**WHAT YOU HAVE TO DO**
In the entries below, identify every line with the string "Trigger" and copy it.

**SUPPLIED RECORDS**
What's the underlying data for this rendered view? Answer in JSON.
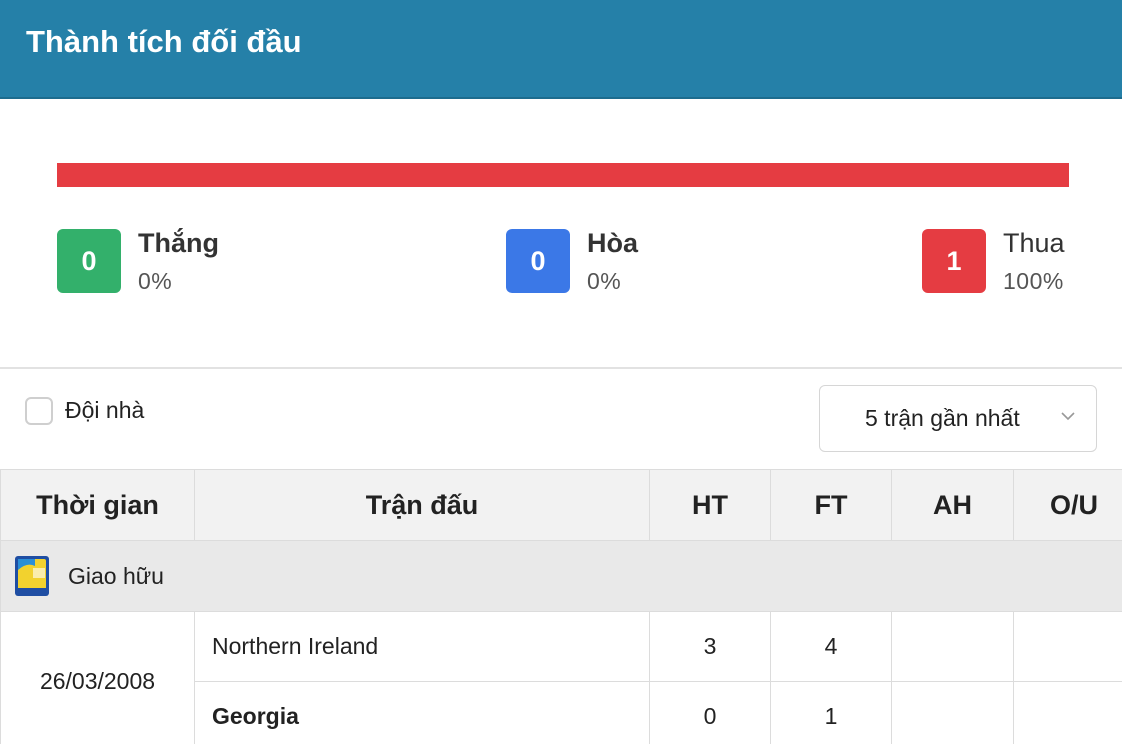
{
  "header": {
    "title": "Thành tích đối đầu"
  },
  "summary": {
    "win": {
      "count": "0",
      "label": "Thắng",
      "percent": "0%",
      "color": "#33b06b"
    },
    "draw": {
      "count": "0",
      "label": "Hòa",
      "percent": "0%",
      "color": "#3b78e7"
    },
    "lose": {
      "count": "1",
      "label": "Thua",
      "percent": "100%",
      "color": "#e53c42"
    }
  },
  "filters": {
    "home_only_label": "Đội nhà",
    "home_only_checked": false,
    "range_select": {
      "selected": "5 trận gần nhất"
    }
  },
  "table": {
    "columns": [
      "Thời gian",
      "Trận đấu",
      "HT",
      "FT",
      "AH",
      "O/U"
    ],
    "groups": [
      {
        "league": "Giao hữu",
        "league_icon": "fifa-friendly-logo",
        "matches": [
          {
            "date": "26/03/2008",
            "teams": [
              {
                "name": "Northern Ireland",
                "ht": "3",
                "ft": "4",
                "ah": "",
                "ou": "",
                "bold": false
              },
              {
                "name": "Georgia",
                "ht": "0",
                "ft": "1",
                "ah": "",
                "ou": "",
                "bold": true
              }
            ]
          }
        ]
      }
    ]
  }
}
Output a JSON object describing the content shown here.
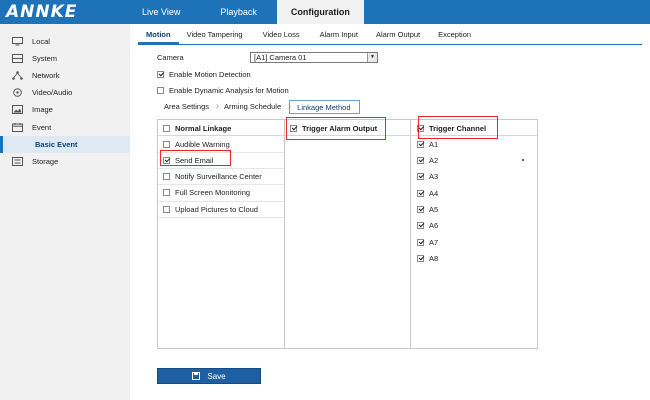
{
  "brand": {
    "logo": "ANNKE",
    "top_color": "#1e73b8"
  },
  "topnav": [
    "Live View",
    "Playback",
    "Configuration"
  ],
  "sidebar": {
    "items": [
      {
        "label": "Local",
        "icon": "monitor-icon"
      },
      {
        "label": "System",
        "icon": "server-icon"
      },
      {
        "label": "Network",
        "icon": "network-icon"
      },
      {
        "label": "Video/Audio",
        "icon": "video-audio-icon"
      },
      {
        "label": "Image",
        "icon": "image-icon"
      },
      {
        "label": "Event",
        "icon": "calendar-icon"
      },
      {
        "label": "Basic Event",
        "icon": ""
      },
      {
        "label": "Storage",
        "icon": "storage-icon"
      }
    ]
  },
  "subtabs": [
    "Motion",
    "Video Tampering",
    "Video Loss",
    "Alarm Input",
    "Alarm Output",
    "Exception"
  ],
  "camera": {
    "label": "Camera",
    "value": "[A1] Camera 01"
  },
  "options": {
    "enable_motion": "Enable Motion Detection",
    "enable_dynamic": "Enable Dynamic Analysis for Motion"
  },
  "steps": [
    "Area Settings",
    "Arming Schedule",
    "Linkage Method"
  ],
  "linkage": {
    "normal_header": "Normal Linkage",
    "normal_items": [
      "Audible Warning",
      "Send Email",
      "Notify Surveillance Center",
      "Full Screen Monitoring",
      "Upload Pictures to Cloud"
    ],
    "alarm_header": "Trigger Alarm Output",
    "channel_header": "Trigger Channel",
    "channels": [
      "A1",
      "A2",
      "A3",
      "A4",
      "A5",
      "A6",
      "A7",
      "A8"
    ]
  },
  "save_label": "Save"
}
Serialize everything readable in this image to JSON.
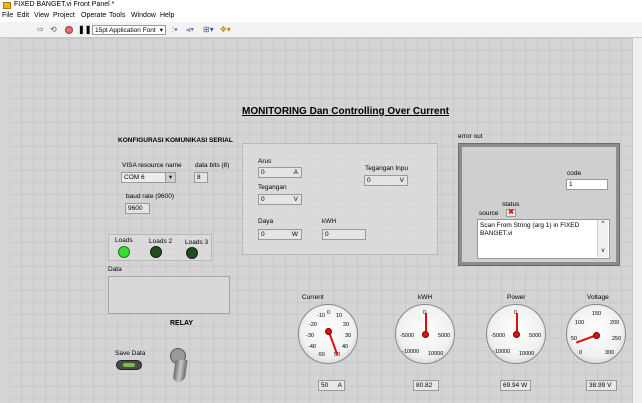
{
  "window": {
    "title": "FIXED BANGET.vi Front Panel *"
  },
  "menu": [
    "File",
    "Edit",
    "View",
    "Project",
    "Operate",
    "Tools",
    "Window",
    "Help"
  ],
  "toolbar": {
    "font": "15pt Application Font"
  },
  "panel": {
    "title": "MONITORING Dan Controlling Over Current",
    "serial": {
      "heading": "KONFIGURASI KOMUNIKASI SERIAL",
      "visa_label": "VISA resource name",
      "visa_value": "COM 6",
      "databits_label": "data bits (8)",
      "databits_value": "8",
      "baud_label": "baud rate (9600)",
      "baud_value": "9600"
    },
    "leds": [
      {
        "label": "Loads",
        "color": "#33dd33"
      },
      {
        "label": "Loads 2",
        "color": "#1e4d1e"
      },
      {
        "label": "Loads 3",
        "color": "#1e4d1e"
      }
    ],
    "data_label": "Data",
    "relay_label": "RELAY",
    "save_label": "Save Data",
    "readings": {
      "arus_label": "Arus",
      "arus_value": "0",
      "arus_unit": "A",
      "tegangan_label": "Tegangan",
      "tegangan_value": "0",
      "tegangan_unit": "V",
      "daya_label": "Daya",
      "daya_value": "0",
      "daya_unit": "W",
      "kwh_label": "kWH",
      "kwh_value": "0",
      "input_label": "Tegangan Inpu",
      "input_value": "0",
      "input_unit": "V"
    },
    "error": {
      "title": "error out",
      "code_label": "code",
      "code_value": "1",
      "status_label": "status",
      "source_label": "source",
      "source_text": "Scan From String (arg 1) in FIXED BANGET.vi"
    },
    "gauges": [
      {
        "name": "current",
        "label": "Current",
        "ticks": [
          "-10",
          "0",
          "10",
          "-20",
          "20",
          "-30",
          "30",
          "-40",
          "40",
          "-50",
          "50"
        ],
        "value": "50",
        "unit": "A"
      },
      {
        "name": "kwh",
        "label": "kWH",
        "ticks": [
          "0",
          "-5000",
          "5000",
          "-10000",
          "10000"
        ],
        "value": "80.82",
        "unit": ""
      },
      {
        "name": "power",
        "label": "Power",
        "ticks": [
          "0",
          "-5000",
          "5000",
          "-10000",
          "10000"
        ],
        "value": "69.94 W",
        "unit": ""
      },
      {
        "name": "voltage",
        "label": "Voltage",
        "ticks": [
          "150",
          "100",
          "200",
          "50",
          "250",
          "0",
          "300"
        ],
        "value": "38.99 V",
        "unit": ""
      }
    ]
  }
}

**ANSWER AREA**
    "alarm_header": "Trigger Alarm Output",
    "channel_header": "Trigger Channel",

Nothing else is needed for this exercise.